[Records from a collection]
____________________

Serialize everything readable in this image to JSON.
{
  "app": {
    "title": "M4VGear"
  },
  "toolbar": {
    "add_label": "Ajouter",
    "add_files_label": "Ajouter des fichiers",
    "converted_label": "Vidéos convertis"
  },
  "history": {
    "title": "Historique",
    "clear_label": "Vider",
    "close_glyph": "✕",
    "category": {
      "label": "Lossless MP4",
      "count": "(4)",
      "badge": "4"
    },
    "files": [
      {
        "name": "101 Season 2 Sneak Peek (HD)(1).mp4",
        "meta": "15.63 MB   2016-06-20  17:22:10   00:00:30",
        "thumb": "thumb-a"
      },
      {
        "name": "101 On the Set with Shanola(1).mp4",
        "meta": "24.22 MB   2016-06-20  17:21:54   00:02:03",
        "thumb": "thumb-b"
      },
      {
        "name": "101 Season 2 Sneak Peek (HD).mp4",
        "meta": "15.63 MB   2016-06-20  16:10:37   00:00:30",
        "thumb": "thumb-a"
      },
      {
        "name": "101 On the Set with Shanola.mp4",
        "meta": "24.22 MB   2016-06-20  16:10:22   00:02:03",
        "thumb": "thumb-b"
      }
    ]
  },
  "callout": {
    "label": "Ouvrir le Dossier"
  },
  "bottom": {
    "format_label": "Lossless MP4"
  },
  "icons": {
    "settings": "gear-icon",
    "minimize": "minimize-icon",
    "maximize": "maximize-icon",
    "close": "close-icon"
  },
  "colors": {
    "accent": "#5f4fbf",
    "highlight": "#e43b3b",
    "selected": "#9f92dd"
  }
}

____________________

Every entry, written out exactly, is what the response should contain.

Serialize everything readable in this image to JSON.
{
  "app": {
    "title": "M4VGear"
  },
  "toolbar": {
    "add_label": "Ajouter",
    "add_files_label": "Ajouter des fichiers",
    "converted_label": "Vidéos convertis"
  },
  "history": {
    "title": "Historique",
    "clear_label": "Vider",
    "close_glyph": "✕",
    "category": {
      "label": "Lossless MP4",
      "count": "(4)",
      "badge": "4"
    },
    "files": [
      {
        "name": "101 Season 2 Sneak Peek (HD)(1).mp4",
        "meta": "15.63 MB   2016-06-20  17:22:10   00:00:30",
        "thumb": "thumb-a"
      },
      {
        "name": "101 On the Set with Shanola(1).mp4",
        "meta": "24.22 MB   2016-06-20  17:21:54   00:02:03",
        "thumb": "thumb-b"
      },
      {
        "name": "101 Season 2 Sneak Peek (HD).mp4",
        "meta": "15.63 MB   2016-06-20  16:10:37   00:00:30",
        "thumb": "thumb-a"
      },
      {
        "name": "101 On the Set with Shanola.mp4",
        "meta": "24.22 MB   2016-06-20  16:10:22   00:02:03",
        "thumb": "thumb-b"
      }
    ]
  },
  "callout": {
    "label": "Ouvrir le Dossier"
  },
  "bottom": {
    "format_label": "Lossless MP4"
  },
  "icons": {
    "settings": "gear-icon",
    "minimize": "minimize-icon",
    "maximize": "maximize-icon",
    "close": "close-icon"
  },
  "colors": {
    "accent": "#5f4fbf",
    "highlight": "#e43b3b",
    "selected": "#9f92dd"
  }
}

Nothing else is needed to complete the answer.